- **EXERCISE PROMPT**:
Only an exact repeat of the listing, without its images, counts as the answer.

- **EXTRACTED INFORMATION**:
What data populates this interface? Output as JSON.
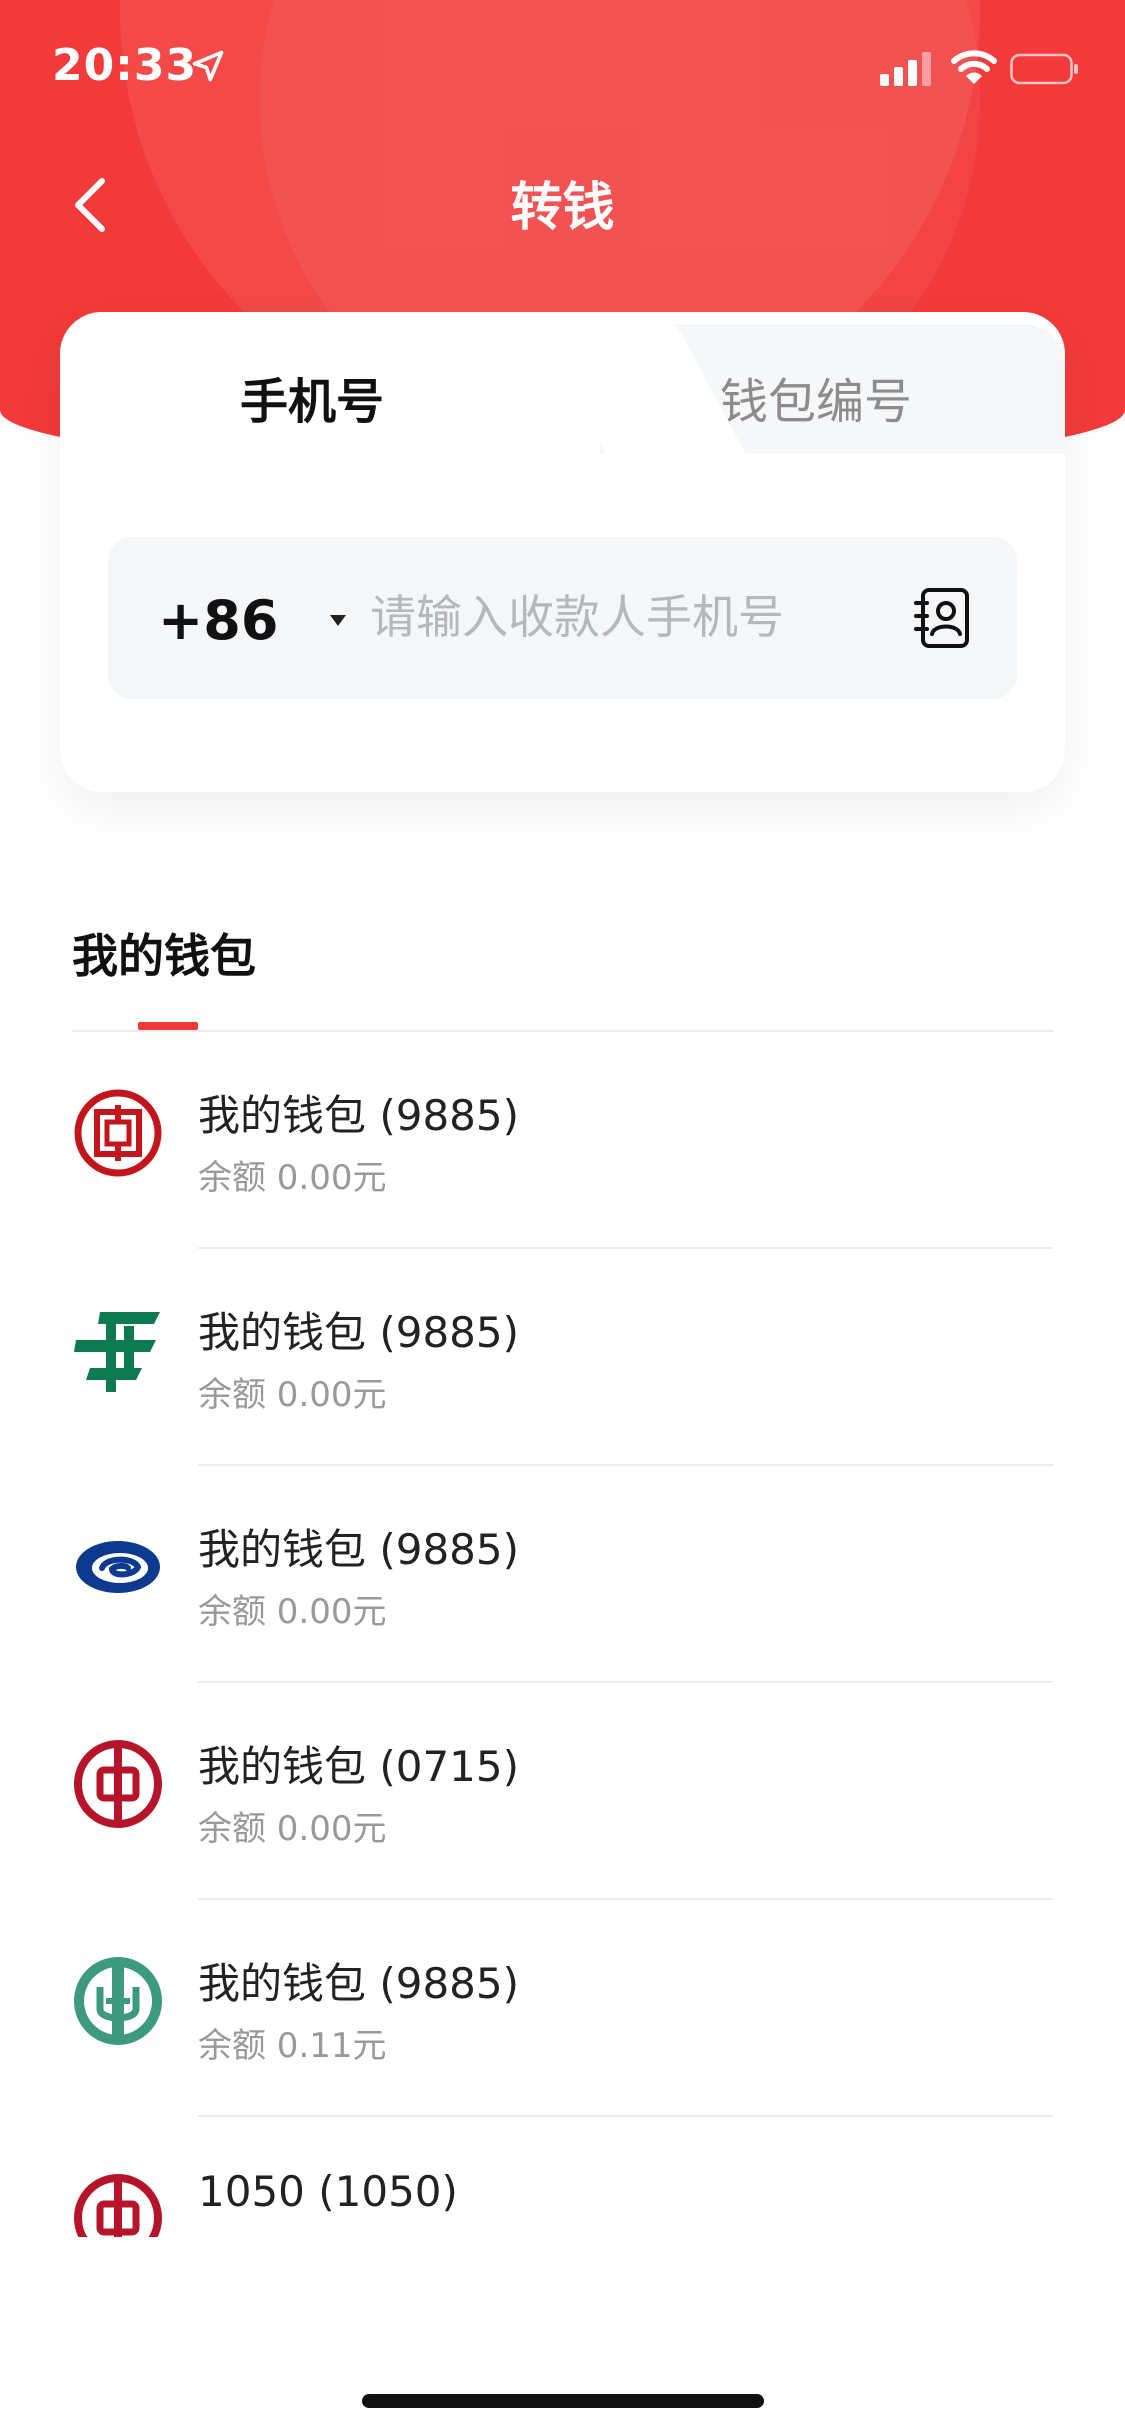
{
  "status_bar": {
    "time": "20:33"
  },
  "nav": {
    "title": "转钱"
  },
  "tabs": [
    {
      "label": "手机号",
      "active": true
    },
    {
      "label": "钱包编号",
      "active": false
    }
  ],
  "phone_input": {
    "country_code": "+86",
    "placeholder": "请输入收款人手机号",
    "value": ""
  },
  "section": {
    "title": "我的钱包"
  },
  "wallets": [
    {
      "name": "我的钱包 (9885)",
      "balance": "余额 0.00元",
      "logo": "icbc-logo",
      "color": "#c3161c"
    },
    {
      "name": "我的钱包 (9885)",
      "balance": "余额 0.00元",
      "logo": "postal-savings-logo",
      "color": "#0e7a52"
    },
    {
      "name": "我的钱包 (9885)",
      "balance": "余额 0.00元",
      "logo": "china-unionpay-swirl-logo",
      "color": "#0d3a8f"
    },
    {
      "name": "我的钱包 (0715)",
      "balance": "余额 0.00元",
      "logo": "bank-of-china-logo",
      "color": "#b5142b"
    },
    {
      "name": "我的钱包 (9885)",
      "balance": "余额 0.11元",
      "logo": "agricultural-bank-logo",
      "color": "#3d9a7f"
    },
    {
      "name": "1050 (1050)",
      "balance": "",
      "logo": "bank-of-china-logo",
      "color": "#b5142b"
    }
  ],
  "colors": {
    "brand_red": "#f23a3a",
    "indicator": "#f03a3a"
  }
}
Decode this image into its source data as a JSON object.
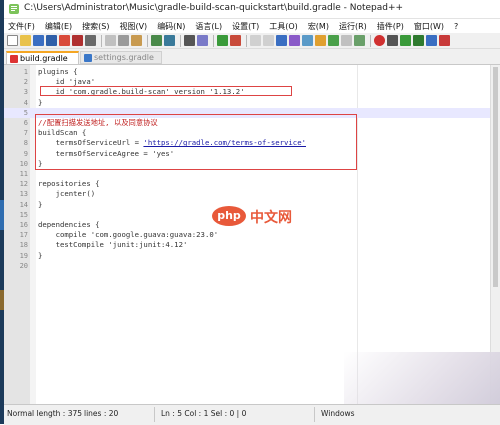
{
  "window": {
    "title": "C:\\Users\\Administrator\\Music\\gradle-build-scan-quickstart\\build.gradle - Notepad++"
  },
  "menu": [
    "文件(F)",
    "编辑(E)",
    "搜索(S)",
    "视图(V)",
    "编码(N)",
    "语言(L)",
    "设置(T)",
    "工具(O)",
    "宏(M)",
    "运行(R)",
    "插件(P)",
    "窗口(W)",
    "?"
  ],
  "tabs": [
    {
      "label": "build.gradle",
      "active": true
    },
    {
      "label": "settings.gradle",
      "active": false
    }
  ],
  "editor": {
    "current_line": 5,
    "lines": [
      {
        "n": "1",
        "text": "plugins {"
      },
      {
        "n": "2",
        "text": "    id 'java'"
      },
      {
        "n": "3",
        "text": "    id 'com.gradle.build-scan' version '1.13.2'"
      },
      {
        "n": "4",
        "text": "}"
      },
      {
        "n": "5",
        "text": ""
      },
      {
        "n": "6",
        "text": "//配置扫描发送地址, 以及同意协议"
      },
      {
        "n": "7",
        "text": "buildScan {"
      },
      {
        "n": "8",
        "pre": "    termsOfServiceUrl = ",
        "url": "'https://gradle.com/terms-of-service'"
      },
      {
        "n": "9",
        "text": "    termsOfServiceAgree = 'yes'"
      },
      {
        "n": "10",
        "text": "}"
      },
      {
        "n": "11",
        "text": ""
      },
      {
        "n": "12",
        "text": "repositories {"
      },
      {
        "n": "13",
        "text": "    jcenter()"
      },
      {
        "n": "14",
        "text": "}"
      },
      {
        "n": "15",
        "text": ""
      },
      {
        "n": "16",
        "text": "dependencies {"
      },
      {
        "n": "17",
        "text": "    compile 'com.google.guava:guava:23.0'"
      },
      {
        "n": "18",
        "text": "    testCompile 'junit:junit:4.12'"
      },
      {
        "n": "19",
        "text": "}"
      },
      {
        "n": "20",
        "text": ""
      }
    ]
  },
  "watermark": {
    "logo": "php",
    "text": "中文网"
  },
  "status": {
    "length": "Normal length : 375",
    "lines": "lines : 20",
    "position": "Ln : 5    Col : 1    Sel : 0 | 0",
    "eol": "Windows"
  },
  "colors": {
    "accent_tab": "#f5a623",
    "highlight_box": "#dd4444",
    "current_line": "#e8e8ff",
    "watermark": "#e8593a"
  }
}
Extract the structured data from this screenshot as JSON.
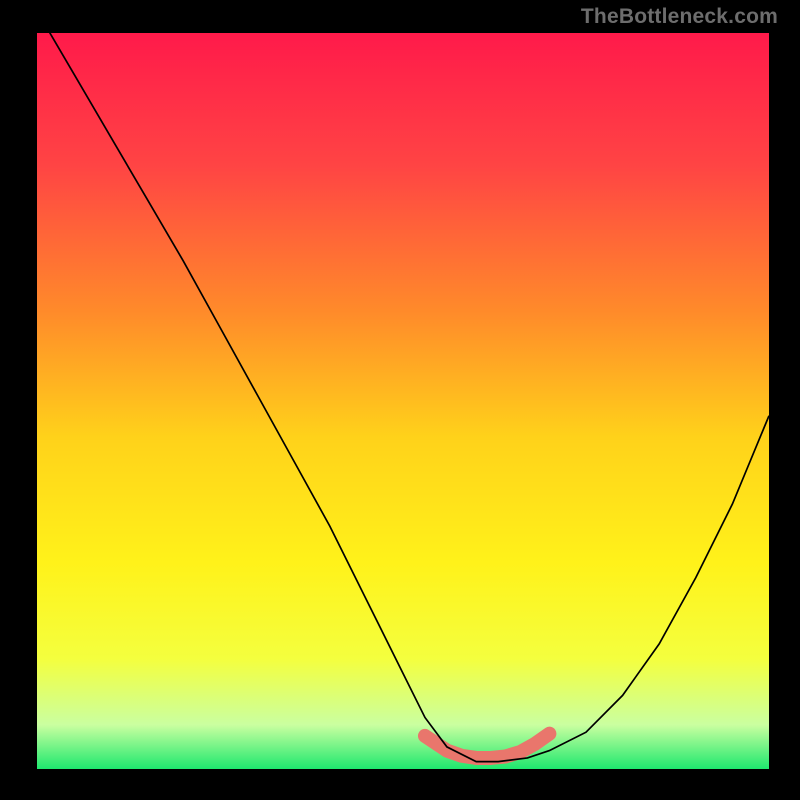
{
  "watermark": "TheBottleneck.com",
  "gradient": {
    "stops": [
      {
        "offset": 0.0,
        "color": "#ff1a4a"
      },
      {
        "offset": 0.18,
        "color": "#ff4444"
      },
      {
        "offset": 0.38,
        "color": "#ff8b2a"
      },
      {
        "offset": 0.55,
        "color": "#ffd21a"
      },
      {
        "offset": 0.72,
        "color": "#fff21a"
      },
      {
        "offset": 0.85,
        "color": "#f4ff3e"
      },
      {
        "offset": 0.94,
        "color": "#caffa0"
      },
      {
        "offset": 1.0,
        "color": "#1ee86e"
      }
    ]
  },
  "chart_data": {
    "type": "line",
    "title": "",
    "xlabel": "",
    "ylabel": "",
    "xlim": [
      0,
      100
    ],
    "ylim": [
      0,
      100
    ],
    "categories": [],
    "series": [
      {
        "name": "bottleneck-curve",
        "x": [
          0,
          5,
          10,
          15,
          20,
          25,
          30,
          35,
          40,
          45,
          50,
          53,
          56,
          60,
          63,
          67,
          70,
          75,
          80,
          85,
          90,
          95,
          100
        ],
        "y": [
          103,
          94.5,
          86,
          77.5,
          69,
          60,
          51,
          42,
          33,
          23,
          13,
          7,
          3,
          1,
          1,
          1.5,
          2.5,
          5,
          10,
          17,
          26,
          36,
          48
        ]
      }
    ],
    "highlight_band": {
      "x": [
        53,
        56,
        58,
        60,
        62,
        64,
        66,
        68,
        70
      ],
      "y": [
        4.5,
        2.5,
        1.8,
        1.5,
        1.5,
        1.7,
        2.3,
        3.4,
        4.8
      ],
      "color": "#e9766c"
    }
  }
}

- **WRITTEN SOLUTION**:
What data populates this interface? Output as JSON.
{
  "status_bar": {
    "time": "20:33"
  },
  "nav": {
    "title": "转钱"
  },
  "tabs": [
    {
      "label": "手机号",
      "active": true
    },
    {
      "label": "钱包编号",
      "active": false
    }
  ],
  "phone_input": {
    "country_code": "+86",
    "placeholder": "请输入收款人手机号",
    "value": ""
  },
  "section": {
    "title": "我的钱包"
  },
  "wallets": [
    {
      "name": "我的钱包 (9885)",
      "balance": "余额 0.00元",
      "logo": "icbc-logo",
      "color": "#c3161c"
    },
    {
      "name": "我的钱包 (9885)",
      "balance": "余额 0.00元",
      "logo": "postal-savings-logo",
      "color": "#0e7a52"
    },
    {
      "name": "我的钱包 (9885)",
      "balance": "余额 0.00元",
      "logo": "china-unionpay-swirl-logo",
      "color": "#0d3a8f"
    },
    {
      "name": "我的钱包 (0715)",
      "balance": "余额 0.00元",
      "logo": "bank-of-china-logo",
      "color": "#b5142b"
    },
    {
      "name": "我的钱包 (9885)",
      "balance": "余额 0.11元",
      "logo": "agricultural-bank-logo",
      "color": "#3d9a7f"
    },
    {
      "name": "1050 (1050)",
      "balance": "",
      "logo": "bank-of-china-logo",
      "color": "#b5142b"
    }
  ],
  "colors": {
    "brand_red": "#f23a3a",
    "indicator": "#f03a3a"
  }
}
Decode this image into its source data as a JSON object.
{
  "window": {
    "title": "C:\\Users\\Administrator\\Music\\gradle-build-scan-quickstart\\build.gradle - Notepad++"
  },
  "menu": [
    "文件(F)",
    "编辑(E)",
    "搜索(S)",
    "视图(V)",
    "编码(N)",
    "语言(L)",
    "设置(T)",
    "工具(O)",
    "宏(M)",
    "运行(R)",
    "插件(P)",
    "窗口(W)",
    "?"
  ],
  "tabs": [
    {
      "label": "build.gradle",
      "active": true
    },
    {
      "label": "settings.gradle",
      "active": false
    }
  ],
  "editor": {
    "current_line": 5,
    "lines": [
      {
        "n": "1",
        "text": "plugins {"
      },
      {
        "n": "2",
        "text": "    id 'java'"
      },
      {
        "n": "3",
        "text": "    id 'com.gradle.build-scan' version '1.13.2'"
      },
      {
        "n": "4",
        "text": "}"
      },
      {
        "n": "5",
        "text": ""
      },
      {
        "n": "6",
        "text": "//配置扫描发送地址, 以及同意协议"
      },
      {
        "n": "7",
        "text": "buildScan {"
      },
      {
        "n": "8",
        "pre": "    termsOfServiceUrl = ",
        "url": "'https://gradle.com/terms-of-service'"
      },
      {
        "n": "9",
        "text": "    termsOfServiceAgree = 'yes'"
      },
      {
        "n": "10",
        "text": "}"
      },
      {
        "n": "11",
        "text": ""
      },
      {
        "n": "12",
        "text": "repositories {"
      },
      {
        "n": "13",
        "text": "    jcenter()"
      },
      {
        "n": "14",
        "text": "}"
      },
      {
        "n": "15",
        "text": ""
      },
      {
        "n": "16",
        "text": "dependencies {"
      },
      {
        "n": "17",
        "text": "    compile 'com.google.guava:guava:23.0'"
      },
      {
        "n": "18",
        "text": "    testCompile 'junit:junit:4.12'"
      },
      {
        "n": "19",
        "text": "}"
      },
      {
        "n": "20",
        "text": ""
      }
    ]
  },
  "watermark": {
    "logo": "php",
    "text": "中文网"
  },
  "status": {
    "length": "Normal length : 375",
    "lines": "lines : 20",
    "position": "Ln : 5    Col : 1    Sel : 0 | 0",
    "eol": "Windows"
  },
  "colors": {
    "accent_tab": "#f5a623",
    "highlight_box": "#dd4444",
    "current_line": "#e8e8ff",
    "watermark": "#e8593a"
  }
}
Extract the structured data from this screenshot as JSON.
{
  "watermark": "TheBottleneck.com",
  "gradient": {
    "stops": [
      {
        "offset": 0.0,
        "color": "#ff1a4a"
      },
      {
        "offset": 0.18,
        "color": "#ff4444"
      },
      {
        "offset": 0.38,
        "color": "#ff8b2a"
      },
      {
        "offset": 0.55,
        "color": "#ffd21a"
      },
      {
        "offset": 0.72,
        "color": "#fff21a"
      },
      {
        "offset": 0.85,
        "color": "#f4ff3e"
      },
      {
        "offset": 0.94,
        "color": "#caffa0"
      },
      {
        "offset": 1.0,
        "color": "#1ee86e"
      }
    ]
  },
  "chart_data": {
    "type": "line",
    "title": "",
    "xlabel": "",
    "ylabel": "",
    "xlim": [
      0,
      100
    ],
    "ylim": [
      0,
      100
    ],
    "categories": [],
    "series": [
      {
        "name": "bottleneck-curve",
        "x": [
          0,
          5,
          10,
          15,
          20,
          25,
          30,
          35,
          40,
          45,
          50,
          53,
          56,
          60,
          63,
          67,
          70,
          75,
          80,
          85,
          90,
          95,
          100
        ],
        "y": [
          103,
          94.5,
          86,
          77.5,
          69,
          60,
          51,
          42,
          33,
          23,
          13,
          7,
          3,
          1,
          1,
          1.5,
          2.5,
          5,
          10,
          17,
          26,
          36,
          48
        ]
      }
    ],
    "highlight_band": {
      "x": [
        53,
        56,
        58,
        60,
        62,
        64,
        66,
        68,
        70
      ],
      "y": [
        4.5,
        2.5,
        1.8,
        1.5,
        1.5,
        1.7,
        2.3,
        3.4,
        4.8
      ],
      "color": "#e9766c"
    }
  }
}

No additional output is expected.